A ground-breaking study looking into preventing the UK’s leading cause of infant hospitalisation, RSV (Respiratory Syncytial Virus), has found a new preventative treatment reduces the requirement for hospital admissions by more than 80%.
The study, taking place at Hampshire Hospital NHS Foundation Trust’s (HHFT) Basingstoke and Winchester hospitals alongside other health care providers in Hampshire and across the UK, looks at how strongly babies can be protected from serious illness due to RSV infection by giving them a single dose of Nirsevimab, a monoclonal antibody immunisation.
Following its initial successes, in which Hampshire Hospitals feature as one of the highest recruiters to the trial in Wessex, the study has been extended for a further year to help determine the period of protection by the one-off antibody injection.
RSV affects 90% of children before the age of two, and whilst it often causes only mild illnesses, for some babies it leads to more severe lung problems such as bronchiolitis and pneumonia.
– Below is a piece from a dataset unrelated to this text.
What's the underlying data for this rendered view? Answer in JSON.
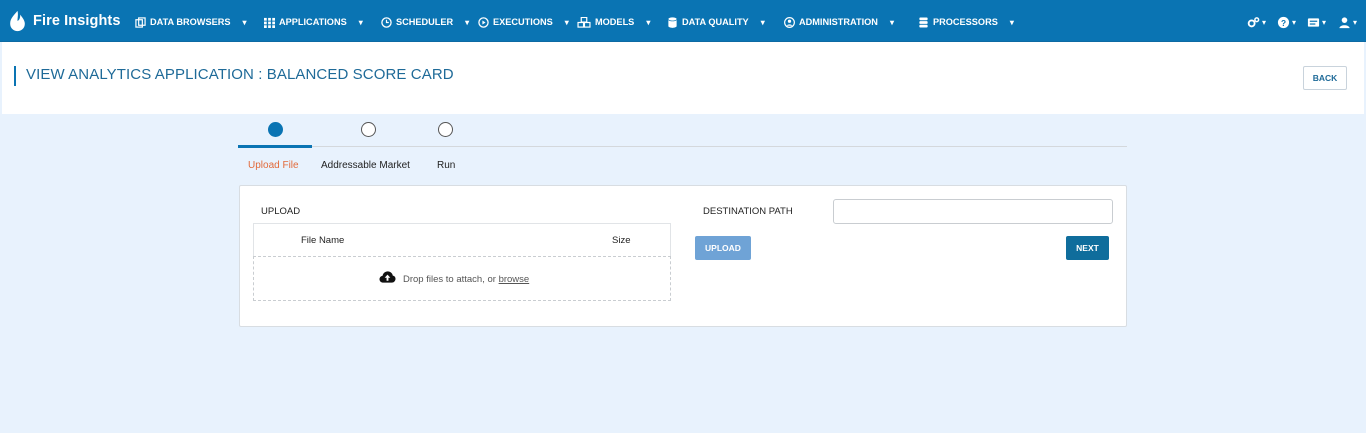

Adejumoke Awoseyila and Lucinda Winckworth, principal investigators for the HARMONIE study at Hampshire Hospitals NHS Foundation Trust, said: “Each year we treat more than 400 babies across our hospitals who are unwell because of RSV infections, with the virus a leading cause of hospital admissions amongst infants in the winter months.
“These results look very promising, with Nirsevimab reducing the chance of babies getting unwell with RSV infection or needing hospital treatment. We are very pleased to continue our involvement in this exciting and important study, looking towards the future of how we manage RSV infections and care for some of our smallest patients.”